- TASK TO CARRY OUT -
The expected response consists solely of the lines from the line with "Read all visible content and emit it as JSON." through the last line of the material below, copied exactly.

- DATA RECORDS -
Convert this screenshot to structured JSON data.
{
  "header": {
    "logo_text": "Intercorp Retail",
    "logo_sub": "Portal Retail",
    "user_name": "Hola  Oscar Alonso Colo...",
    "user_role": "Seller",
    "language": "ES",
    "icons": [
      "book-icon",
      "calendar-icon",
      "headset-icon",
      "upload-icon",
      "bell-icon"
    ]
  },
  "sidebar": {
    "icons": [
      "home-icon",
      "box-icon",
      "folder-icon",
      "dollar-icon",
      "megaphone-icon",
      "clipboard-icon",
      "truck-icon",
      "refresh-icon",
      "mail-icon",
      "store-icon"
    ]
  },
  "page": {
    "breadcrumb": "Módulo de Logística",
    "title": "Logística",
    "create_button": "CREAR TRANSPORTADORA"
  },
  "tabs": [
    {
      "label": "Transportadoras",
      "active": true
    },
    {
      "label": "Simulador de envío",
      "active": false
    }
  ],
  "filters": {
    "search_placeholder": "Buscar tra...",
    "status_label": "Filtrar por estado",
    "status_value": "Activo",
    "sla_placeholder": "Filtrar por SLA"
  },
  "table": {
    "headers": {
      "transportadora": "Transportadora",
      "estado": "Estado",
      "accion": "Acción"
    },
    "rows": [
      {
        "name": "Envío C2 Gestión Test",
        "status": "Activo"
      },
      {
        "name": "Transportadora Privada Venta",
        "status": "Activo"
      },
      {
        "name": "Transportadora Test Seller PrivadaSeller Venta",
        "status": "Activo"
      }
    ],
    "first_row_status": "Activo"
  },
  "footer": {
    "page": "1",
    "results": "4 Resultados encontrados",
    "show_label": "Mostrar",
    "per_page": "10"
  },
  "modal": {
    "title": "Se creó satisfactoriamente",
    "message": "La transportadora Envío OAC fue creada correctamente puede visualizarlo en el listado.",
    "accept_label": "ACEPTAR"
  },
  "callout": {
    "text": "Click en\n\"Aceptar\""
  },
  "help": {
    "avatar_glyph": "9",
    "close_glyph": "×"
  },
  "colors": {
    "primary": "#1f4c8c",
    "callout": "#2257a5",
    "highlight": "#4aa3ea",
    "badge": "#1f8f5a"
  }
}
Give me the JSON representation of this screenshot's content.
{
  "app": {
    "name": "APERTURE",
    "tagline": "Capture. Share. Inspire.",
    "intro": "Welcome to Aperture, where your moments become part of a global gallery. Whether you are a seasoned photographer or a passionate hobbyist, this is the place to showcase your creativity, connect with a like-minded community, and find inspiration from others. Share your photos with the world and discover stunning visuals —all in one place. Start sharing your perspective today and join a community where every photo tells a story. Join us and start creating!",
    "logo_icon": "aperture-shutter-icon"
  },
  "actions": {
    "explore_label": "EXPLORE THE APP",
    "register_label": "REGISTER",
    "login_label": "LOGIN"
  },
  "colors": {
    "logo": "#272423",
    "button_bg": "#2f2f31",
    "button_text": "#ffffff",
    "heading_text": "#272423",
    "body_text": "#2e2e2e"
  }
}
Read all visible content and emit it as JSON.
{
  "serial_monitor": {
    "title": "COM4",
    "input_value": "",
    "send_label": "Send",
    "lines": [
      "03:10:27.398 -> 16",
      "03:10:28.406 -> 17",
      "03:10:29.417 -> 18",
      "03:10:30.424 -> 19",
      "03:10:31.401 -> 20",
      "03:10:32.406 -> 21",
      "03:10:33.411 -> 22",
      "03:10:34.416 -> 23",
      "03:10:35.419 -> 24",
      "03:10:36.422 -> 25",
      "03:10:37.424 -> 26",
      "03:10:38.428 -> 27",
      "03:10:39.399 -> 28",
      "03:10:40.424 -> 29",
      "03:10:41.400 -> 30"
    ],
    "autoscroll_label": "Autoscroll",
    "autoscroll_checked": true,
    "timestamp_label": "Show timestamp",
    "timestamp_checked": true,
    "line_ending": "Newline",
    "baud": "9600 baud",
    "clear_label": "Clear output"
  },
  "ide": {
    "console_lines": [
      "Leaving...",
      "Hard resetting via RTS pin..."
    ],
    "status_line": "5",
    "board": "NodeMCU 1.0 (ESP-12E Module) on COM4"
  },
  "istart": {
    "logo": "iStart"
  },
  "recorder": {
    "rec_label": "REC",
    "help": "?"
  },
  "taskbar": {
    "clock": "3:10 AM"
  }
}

- FINISHED EXERCISE -
Read all visible content and emit it as JSON.
{
  "serial_monitor": {
    "title": "COM4",
    "input_value": "",
    "send_label": "Send",
    "lines": [
      "03:10:27.398 -> 16",
      "03:10:28.406 -> 17",
      "03:10:29.417 -> 18",
      "03:10:30.424 -> 19",
      "03:10:31.401 -> 20",
      "03:10:32.406 -> 21",
      "03:10:33.411 -> 22",
      "03:10:34.416 -> 23",
      "03:10:35.419 -> 24",
      "03:10:36.422 -> 25",
      "03:10:37.424 -> 26",
      "03:10:38.428 -> 27",
      "03:10:39.399 -> 28",
      "03:10:40.424 -> 29",
      "03:10:41.400 -> 30"
    ],
    "autoscroll_label": "Autoscroll",
    "autoscroll_checked": true,
    "timestamp_label": "Show timestamp",
    "timestamp_checked": true,
    "line_ending": "Newline",
    "baud": "9600 baud",
    "clear_label": "Clear output"
  },
  "ide": {
    "console_lines": [
      "Leaving...",
      "Hard resetting via RTS pin..."
    ],
    "status_line": "5",
    "board": "NodeMCU 1.0 (ESP-12E Module) on COM4"
  },
  "istart": {
    "logo": "iStart"
  },
  "recorder": {
    "rec_label": "REC",
    "help": "?"
  },
  "taskbar": {
    "clock": "3:10 AM"
  }
}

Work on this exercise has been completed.